Data records for software interfaces

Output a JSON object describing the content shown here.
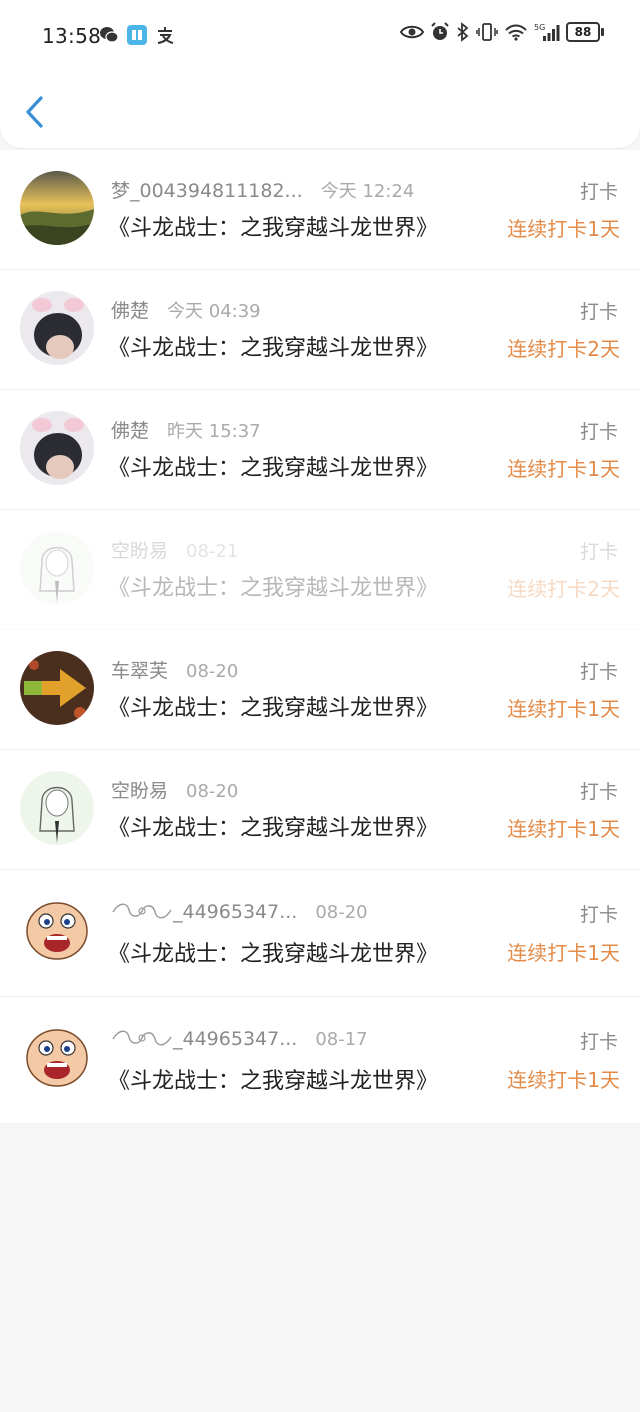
{
  "status_bar": {
    "time": "13:58",
    "battery": "88"
  },
  "colors": {
    "accent": "#e38b48",
    "back": "#3a8ed8"
  },
  "records": [
    {
      "name": "梦_004394811182...",
      "date": "今天 12:24",
      "book": "《斗龙战士：之我穿越斗龙世界》",
      "action": "打卡",
      "streak": "连续打卡1天"
    },
    {
      "name": "佛楚",
      "date": "今天 04:39",
      "book": "《斗龙战士：之我穿越斗龙世界》",
      "action": "打卡",
      "streak": "连续打卡2天"
    },
    {
      "name": "佛楚",
      "date": "昨天 15:37",
      "book": "《斗龙战士：之我穿越斗龙世界》",
      "action": "打卡",
      "streak": "连续打卡1天"
    },
    {
      "name": "空盼易",
      "date": "08-21",
      "book": "《斗龙战士：之我穿越斗龙世界》",
      "action": "打卡",
      "streak": "连续打卡2天"
    },
    {
      "name": "车翠芙",
      "date": "08-20",
      "book": "《斗龙战士：之我穿越斗龙世界》",
      "action": "打卡",
      "streak": "连续打卡1天"
    },
    {
      "name": "空盼易",
      "date": "08-20",
      "book": "《斗龙战士：之我穿越斗龙世界》",
      "action": "打卡",
      "streak": "连续打卡1天"
    },
    {
      "name": "_44965347...",
      "date": "08-20",
      "book": "《斗龙战士：之我穿越斗龙世界》",
      "action": "打卡",
      "streak": "连续打卡1天"
    },
    {
      "name": "_44965347...",
      "date": "08-17",
      "book": "《斗龙战士：之我穿越斗龙世界》",
      "action": "打卡",
      "streak": "连续打卡1天"
    }
  ]
}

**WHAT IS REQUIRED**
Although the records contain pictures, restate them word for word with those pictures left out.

**TASK ANSWER**
Output a JSON object describing the content shown here.
{
  "status_bar": {
    "time": "13:58",
    "battery": "88"
  },
  "colors": {
    "accent": "#e38b48",
    "back": "#3a8ed8"
  },
  "records": [
    {
      "name": "梦_004394811182...",
      "date": "今天 12:24",
      "book": "《斗龙战士：之我穿越斗龙世界》",
      "action": "打卡",
      "streak": "连续打卡1天"
    },
    {
      "name": "佛楚",
      "date": "今天 04:39",
      "book": "《斗龙战士：之我穿越斗龙世界》",
      "action": "打卡",
      "streak": "连续打卡2天"
    },
    {
      "name": "佛楚",
      "date": "昨天 15:37",
      "book": "《斗龙战士：之我穿越斗龙世界》",
      "action": "打卡",
      "streak": "连续打卡1天"
    },
    {
      "name": "空盼易",
      "date": "08-21",
      "book": "《斗龙战士：之我穿越斗龙世界》",
      "action": "打卡",
      "streak": "连续打卡2天"
    },
    {
      "name": "车翠芙",
      "date": "08-20",
      "book": "《斗龙战士：之我穿越斗龙世界》",
      "action": "打卡",
      "streak": "连续打卡1天"
    },
    {
      "name": "空盼易",
      "date": "08-20",
      "book": "《斗龙战士：之我穿越斗龙世界》",
      "action": "打卡",
      "streak": "连续打卡1天"
    },
    {
      "name": "_44965347...",
      "date": "08-20",
      "book": "《斗龙战士：之我穿越斗龙世界》",
      "action": "打卡",
      "streak": "连续打卡1天"
    },
    {
      "name": "_44965347...",
      "date": "08-17",
      "book": "《斗龙战士：之我穿越斗龙世界》",
      "action": "打卡",
      "streak": "连续打卡1天"
    }
  ]
}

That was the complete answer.